*** Available data Section Begins ***

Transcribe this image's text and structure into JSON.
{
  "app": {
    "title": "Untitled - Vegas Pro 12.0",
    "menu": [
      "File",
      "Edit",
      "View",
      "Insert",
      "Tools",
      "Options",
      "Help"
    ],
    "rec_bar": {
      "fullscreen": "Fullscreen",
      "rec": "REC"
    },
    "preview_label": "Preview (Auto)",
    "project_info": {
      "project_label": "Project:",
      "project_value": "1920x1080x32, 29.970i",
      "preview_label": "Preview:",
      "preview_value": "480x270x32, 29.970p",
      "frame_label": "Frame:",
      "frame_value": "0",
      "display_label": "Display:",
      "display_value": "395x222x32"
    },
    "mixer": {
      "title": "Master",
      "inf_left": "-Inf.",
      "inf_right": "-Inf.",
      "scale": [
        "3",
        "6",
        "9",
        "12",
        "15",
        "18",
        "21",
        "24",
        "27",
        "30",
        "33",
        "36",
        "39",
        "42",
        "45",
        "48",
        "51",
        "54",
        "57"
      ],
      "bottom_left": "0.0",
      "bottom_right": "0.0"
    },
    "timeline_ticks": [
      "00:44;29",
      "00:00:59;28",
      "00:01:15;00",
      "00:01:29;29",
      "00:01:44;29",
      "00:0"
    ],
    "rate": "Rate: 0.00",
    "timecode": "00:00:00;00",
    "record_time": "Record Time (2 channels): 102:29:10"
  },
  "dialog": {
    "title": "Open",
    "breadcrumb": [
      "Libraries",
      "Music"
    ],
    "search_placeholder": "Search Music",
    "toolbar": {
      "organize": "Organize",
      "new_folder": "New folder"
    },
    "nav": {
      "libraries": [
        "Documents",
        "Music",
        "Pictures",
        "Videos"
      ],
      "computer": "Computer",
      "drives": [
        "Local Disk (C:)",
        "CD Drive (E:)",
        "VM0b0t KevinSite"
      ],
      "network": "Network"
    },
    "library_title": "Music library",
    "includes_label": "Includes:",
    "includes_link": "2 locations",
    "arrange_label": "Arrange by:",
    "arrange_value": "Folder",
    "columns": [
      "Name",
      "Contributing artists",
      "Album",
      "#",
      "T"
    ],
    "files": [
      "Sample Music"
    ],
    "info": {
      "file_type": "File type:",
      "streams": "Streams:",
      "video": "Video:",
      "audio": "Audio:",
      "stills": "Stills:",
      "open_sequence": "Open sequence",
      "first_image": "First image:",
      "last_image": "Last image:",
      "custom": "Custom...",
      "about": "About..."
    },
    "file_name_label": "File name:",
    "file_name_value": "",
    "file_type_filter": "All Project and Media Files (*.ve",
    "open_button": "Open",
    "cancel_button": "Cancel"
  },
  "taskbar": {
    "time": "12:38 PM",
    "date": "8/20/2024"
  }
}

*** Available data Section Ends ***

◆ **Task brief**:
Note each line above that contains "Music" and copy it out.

◆ **Result for this exercise**:
      "Music"
    "search_placeholder": "Search Music",
        "Music",
    "library_title": "Music library",
      "Sample Music"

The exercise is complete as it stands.